*Task requirements:*
Copy each line of the records that contains the word "γλυκόζης".

[Record set Boundary: Start]

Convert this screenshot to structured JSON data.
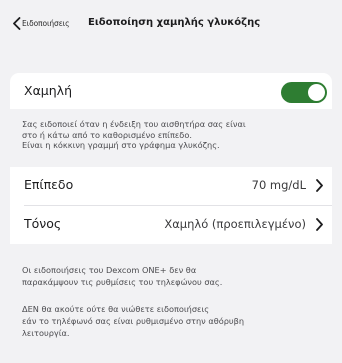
{
  "nav": {
    "back_label": "Ειδοποιήσεις",
    "title": "Ειδοποίηση χαμηλής γλυκόζης"
  },
  "low_alert": {
    "label": "Χαμηλή",
    "toggle_on": true,
    "toggle_color": "#2e7d32"
  },
  "description": {
    "line1": "Σας ειδοποιεί όταν η ένδειξη του αισθητήρα σας είναι",
    "line2": "στο ή κάτω από το καθορισμένο επίπεδο.",
    "line3": "Είναι η κόκκινη γραμμή στο γράφημα γλυκόζης."
  },
  "settings": {
    "level_label": "Επίπεδο",
    "level_value": "70 mg/dL",
    "tone_label": "Τόνος",
    "tone_value": "Χαμηλό (προεπιλεγμένο)"
  },
  "footer": {
    "note1_line1": "Οι ειδοποιήσεις του Dexcom ONE+ δεν θα",
    "note1_line2": "παρακάμψουν τις ρυθμίσεις του τηλεφώνου σας.",
    "note2_line1": "ΔΕΝ θα ακούτε ούτε θα νιώθετε ειδοποιήσεις",
    "note2_line2": "εάν το τηλέφωνό σας είναι ρυθμισμένο στην αθόρυβη",
    "note2_line3": "λειτουργία."
  }
}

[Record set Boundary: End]

*Task answer:*
    "title": "Ειδοποίηση χαμηλής γλυκόζης"
    "line3": "Είναι η κόκκινη γραμμή στο γράφημα γλυκόζης."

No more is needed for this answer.